But when Bucharest Mayor Gabriela Firea appeared on stage next to Halep, the cheers turned into jeers.
Firea hit back, claiming civic groups allied to Hungarian-American billionaire George Soros conspired to „compromise the event.”
The No. 1-ranked Halep beat Sloane Stephens 3-6, 6-4, 6-1 in the final in Paris on Saturday. It was her first major singles title after losing three previous finals, including in January at the Australian Open.

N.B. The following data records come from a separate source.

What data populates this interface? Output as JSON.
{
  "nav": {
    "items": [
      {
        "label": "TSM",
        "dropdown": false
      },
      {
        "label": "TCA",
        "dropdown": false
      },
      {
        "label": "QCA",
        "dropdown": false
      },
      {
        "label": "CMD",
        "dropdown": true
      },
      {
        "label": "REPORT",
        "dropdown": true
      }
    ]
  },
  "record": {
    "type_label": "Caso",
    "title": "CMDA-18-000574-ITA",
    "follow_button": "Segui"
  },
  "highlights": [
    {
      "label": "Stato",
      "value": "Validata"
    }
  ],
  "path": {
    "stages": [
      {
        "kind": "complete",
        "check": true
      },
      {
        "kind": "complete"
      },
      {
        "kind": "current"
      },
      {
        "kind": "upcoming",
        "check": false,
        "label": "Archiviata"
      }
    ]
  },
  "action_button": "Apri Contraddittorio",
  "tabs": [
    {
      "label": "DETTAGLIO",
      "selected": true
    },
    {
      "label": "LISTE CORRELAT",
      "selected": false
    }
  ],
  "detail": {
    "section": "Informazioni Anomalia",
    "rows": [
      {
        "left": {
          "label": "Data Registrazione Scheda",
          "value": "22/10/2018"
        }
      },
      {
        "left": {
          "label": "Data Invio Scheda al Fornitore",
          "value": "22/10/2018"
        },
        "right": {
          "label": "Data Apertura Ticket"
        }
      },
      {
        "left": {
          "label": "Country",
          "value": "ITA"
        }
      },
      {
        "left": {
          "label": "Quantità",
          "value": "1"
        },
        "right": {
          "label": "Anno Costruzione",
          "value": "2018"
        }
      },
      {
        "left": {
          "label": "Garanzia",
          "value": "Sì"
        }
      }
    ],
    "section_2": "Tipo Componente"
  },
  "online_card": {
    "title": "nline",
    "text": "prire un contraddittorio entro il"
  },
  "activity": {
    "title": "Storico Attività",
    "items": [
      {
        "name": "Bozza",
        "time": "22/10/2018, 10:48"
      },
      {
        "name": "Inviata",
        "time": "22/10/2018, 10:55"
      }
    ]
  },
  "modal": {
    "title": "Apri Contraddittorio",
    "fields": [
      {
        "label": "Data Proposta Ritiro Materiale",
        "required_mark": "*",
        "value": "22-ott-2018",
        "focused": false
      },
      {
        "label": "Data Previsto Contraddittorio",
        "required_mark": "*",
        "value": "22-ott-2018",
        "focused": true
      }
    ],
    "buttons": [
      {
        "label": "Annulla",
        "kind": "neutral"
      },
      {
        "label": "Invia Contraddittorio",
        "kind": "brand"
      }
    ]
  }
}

Halep is the first Romanian to win a Grand Slam title since her manager, Virginia Ruzici, won the French Open 40 years ago, and the third overall.